On June 4, the Institute for Nonprofit News invited members to a webinar on how to navigate some of the ethical and legal challenges journalists are faced with in covering the current protests over police brutality after the death of George Floyd. Sarah Matthews, a senior staff attorney at the Reporters Committee for Freedom of the Press, and Tracie Powell, program officer, Racial Equity in Journalism Fund at Borealis Philanthropy, covered practical tips and guidance for reporters who are covering protests including a discussion of curfew rules/media exemptions as well as advice on how journalists can approach this protest story. You can a PDF of the tips here.
This story has been republished with permission.
Do: Be Respectful Listen to Black people. Listen to the communities. Afflict the comfortable, and comfort the afflicted. Be respectful, both to police and protesters. If a protester asks that you not photograph them, honor that. Know your role, including the role you play in being viewed as “authority figures” who are part of the power structure in which anger is directed.
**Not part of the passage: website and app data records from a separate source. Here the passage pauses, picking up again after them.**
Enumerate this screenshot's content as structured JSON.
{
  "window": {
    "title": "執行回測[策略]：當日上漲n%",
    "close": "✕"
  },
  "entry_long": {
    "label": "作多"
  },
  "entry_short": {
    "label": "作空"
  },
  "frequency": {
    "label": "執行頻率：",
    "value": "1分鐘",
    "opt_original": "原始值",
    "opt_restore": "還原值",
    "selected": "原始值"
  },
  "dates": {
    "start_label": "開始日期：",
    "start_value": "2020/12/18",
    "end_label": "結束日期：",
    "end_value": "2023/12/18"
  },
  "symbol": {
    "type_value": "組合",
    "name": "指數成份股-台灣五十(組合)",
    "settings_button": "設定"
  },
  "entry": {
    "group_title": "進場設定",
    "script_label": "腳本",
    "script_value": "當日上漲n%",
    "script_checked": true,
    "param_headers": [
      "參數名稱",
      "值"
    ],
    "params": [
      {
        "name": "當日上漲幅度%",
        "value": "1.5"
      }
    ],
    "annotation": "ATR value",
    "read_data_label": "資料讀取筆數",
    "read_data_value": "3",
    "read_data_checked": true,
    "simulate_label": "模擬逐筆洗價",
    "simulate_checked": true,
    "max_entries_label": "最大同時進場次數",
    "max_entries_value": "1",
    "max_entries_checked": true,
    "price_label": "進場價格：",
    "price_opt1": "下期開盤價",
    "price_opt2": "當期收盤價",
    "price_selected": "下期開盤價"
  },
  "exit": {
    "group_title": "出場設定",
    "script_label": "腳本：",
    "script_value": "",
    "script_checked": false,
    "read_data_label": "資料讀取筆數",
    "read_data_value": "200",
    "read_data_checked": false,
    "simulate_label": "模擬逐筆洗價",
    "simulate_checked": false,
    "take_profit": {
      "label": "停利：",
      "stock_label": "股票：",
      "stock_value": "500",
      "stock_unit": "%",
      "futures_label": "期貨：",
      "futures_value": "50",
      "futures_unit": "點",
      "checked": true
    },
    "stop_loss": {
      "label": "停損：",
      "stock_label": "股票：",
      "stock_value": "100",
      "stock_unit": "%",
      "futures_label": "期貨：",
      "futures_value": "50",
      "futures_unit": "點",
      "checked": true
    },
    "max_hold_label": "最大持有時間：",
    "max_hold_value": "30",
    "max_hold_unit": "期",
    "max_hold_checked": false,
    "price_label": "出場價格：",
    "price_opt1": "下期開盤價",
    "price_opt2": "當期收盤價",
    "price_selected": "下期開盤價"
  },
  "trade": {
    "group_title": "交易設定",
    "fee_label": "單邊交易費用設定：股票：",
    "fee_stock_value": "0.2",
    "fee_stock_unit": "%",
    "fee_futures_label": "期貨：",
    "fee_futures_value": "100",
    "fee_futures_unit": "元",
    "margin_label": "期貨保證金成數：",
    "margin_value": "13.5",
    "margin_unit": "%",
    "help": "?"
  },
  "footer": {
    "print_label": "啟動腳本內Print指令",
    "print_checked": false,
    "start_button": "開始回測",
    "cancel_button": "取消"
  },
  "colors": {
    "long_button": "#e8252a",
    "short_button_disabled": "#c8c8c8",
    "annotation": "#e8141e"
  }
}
Consider news value when airing
Read more here: https://www.poynter.org/reporting-editing/2020/dos-and-donts-of-covering-protests/